For their upcoming campaign to protect endangered bluefin tuna, titled Operation Blue Rage II, the Sea Shepherd Conservation Society has adopted some new colors – a marked departure from their usual all-black palette.
Watson commented in early April that the new paint jobs not only reflect the organization’s widening scope of conservation, but also serve a functional purpose in response to the new environments the fleet now encounters.
“The black ships, coupled with our own Jolly Roger, lent an air of intimidation,” he writes, discussing the choice of the color during the org’s anti-whaling campaigns in the frigid Southern Ocean. “Secondly, the color black absorbs heat and this helped conserve energy in an environment with 24-hour sunlight, but a close to zero degrees climate.”
“With campaigns before us in the Mediterranean, Palau, Galapagos, and across the Indian Ocean, Equatorial Africa, and the South Pacific, the color black is not the most comfortable,” he later added. “We now need to reflect heat instead of absorbing it.”
The color scheme is actually a redux of what the group used during anti-poaching campaigns off Cocos, Malpelo, and the Galapagos Islands in 2002. “The Steve Irwin has now been repainted, with the Bob Barker in process, in marine tropical and semi-tropical camo giving our ships a somewhat military appearance, so that we can continue to be intimidating but the lighter colors will make the interior of the ships much cooler,” Watson wrote.

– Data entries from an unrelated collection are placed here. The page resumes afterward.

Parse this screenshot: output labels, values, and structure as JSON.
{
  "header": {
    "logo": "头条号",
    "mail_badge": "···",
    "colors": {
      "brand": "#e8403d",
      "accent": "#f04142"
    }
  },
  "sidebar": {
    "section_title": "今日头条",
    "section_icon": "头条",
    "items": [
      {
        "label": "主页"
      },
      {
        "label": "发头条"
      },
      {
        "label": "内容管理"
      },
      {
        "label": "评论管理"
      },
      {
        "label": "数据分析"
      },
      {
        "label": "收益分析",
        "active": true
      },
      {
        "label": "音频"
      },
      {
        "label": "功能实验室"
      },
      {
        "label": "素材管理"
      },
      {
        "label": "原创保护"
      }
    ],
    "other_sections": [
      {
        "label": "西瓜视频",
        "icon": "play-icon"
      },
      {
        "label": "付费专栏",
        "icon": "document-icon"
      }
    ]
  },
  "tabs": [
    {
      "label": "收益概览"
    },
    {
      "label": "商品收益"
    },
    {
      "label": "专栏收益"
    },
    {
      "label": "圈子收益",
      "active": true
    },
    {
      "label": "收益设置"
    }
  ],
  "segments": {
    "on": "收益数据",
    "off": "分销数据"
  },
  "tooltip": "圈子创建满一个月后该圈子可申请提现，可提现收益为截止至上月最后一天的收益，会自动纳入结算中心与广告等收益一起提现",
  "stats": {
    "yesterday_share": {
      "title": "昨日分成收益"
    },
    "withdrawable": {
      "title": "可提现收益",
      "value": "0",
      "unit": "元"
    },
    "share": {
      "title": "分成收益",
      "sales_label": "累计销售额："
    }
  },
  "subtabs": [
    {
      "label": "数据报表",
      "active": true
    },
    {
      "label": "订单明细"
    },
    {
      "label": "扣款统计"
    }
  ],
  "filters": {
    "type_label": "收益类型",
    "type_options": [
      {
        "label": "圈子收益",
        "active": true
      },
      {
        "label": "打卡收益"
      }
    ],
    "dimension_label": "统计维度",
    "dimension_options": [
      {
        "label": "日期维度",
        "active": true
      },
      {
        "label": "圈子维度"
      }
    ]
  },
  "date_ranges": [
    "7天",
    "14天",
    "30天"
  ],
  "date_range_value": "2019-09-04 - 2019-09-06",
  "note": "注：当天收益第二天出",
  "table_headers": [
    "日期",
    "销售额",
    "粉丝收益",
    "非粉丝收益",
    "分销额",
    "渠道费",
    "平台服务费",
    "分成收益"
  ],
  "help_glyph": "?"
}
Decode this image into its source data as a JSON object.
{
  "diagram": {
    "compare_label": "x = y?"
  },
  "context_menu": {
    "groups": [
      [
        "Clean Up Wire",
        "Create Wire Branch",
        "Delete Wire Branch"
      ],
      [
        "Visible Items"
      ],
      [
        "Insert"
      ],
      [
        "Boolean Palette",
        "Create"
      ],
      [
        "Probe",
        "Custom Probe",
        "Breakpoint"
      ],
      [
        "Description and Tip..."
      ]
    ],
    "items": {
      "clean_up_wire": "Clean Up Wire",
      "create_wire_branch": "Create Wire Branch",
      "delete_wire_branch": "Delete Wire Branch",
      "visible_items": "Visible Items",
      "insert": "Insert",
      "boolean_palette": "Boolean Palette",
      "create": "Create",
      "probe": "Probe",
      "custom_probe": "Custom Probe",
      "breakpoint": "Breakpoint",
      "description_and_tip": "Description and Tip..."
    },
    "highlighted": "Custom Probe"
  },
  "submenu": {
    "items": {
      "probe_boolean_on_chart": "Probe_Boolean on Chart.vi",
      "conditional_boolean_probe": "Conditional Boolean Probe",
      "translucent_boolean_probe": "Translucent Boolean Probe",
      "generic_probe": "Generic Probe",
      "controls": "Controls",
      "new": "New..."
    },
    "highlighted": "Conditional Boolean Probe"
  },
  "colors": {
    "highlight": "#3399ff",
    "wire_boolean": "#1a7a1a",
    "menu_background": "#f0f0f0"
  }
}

Also of interest is the fact that the SSCS’s $4M fast interceptor vessel, the M/V Gojira will be receiving a new name in addition to a sleek new “metallic silver” paint job. Apparently, lawyers representing the trademark for the name Godzilla (Gojira in Japanese) were less than pleased. SSCS says the new name, logo, and paint job for the vessel will be unveiled just before the launch of Operation Blue Rage II sometime next week.
Check out some additional pics of the Steve Irwin’s new paint job below. Thanks to Planet Ocean Alliance for the tip!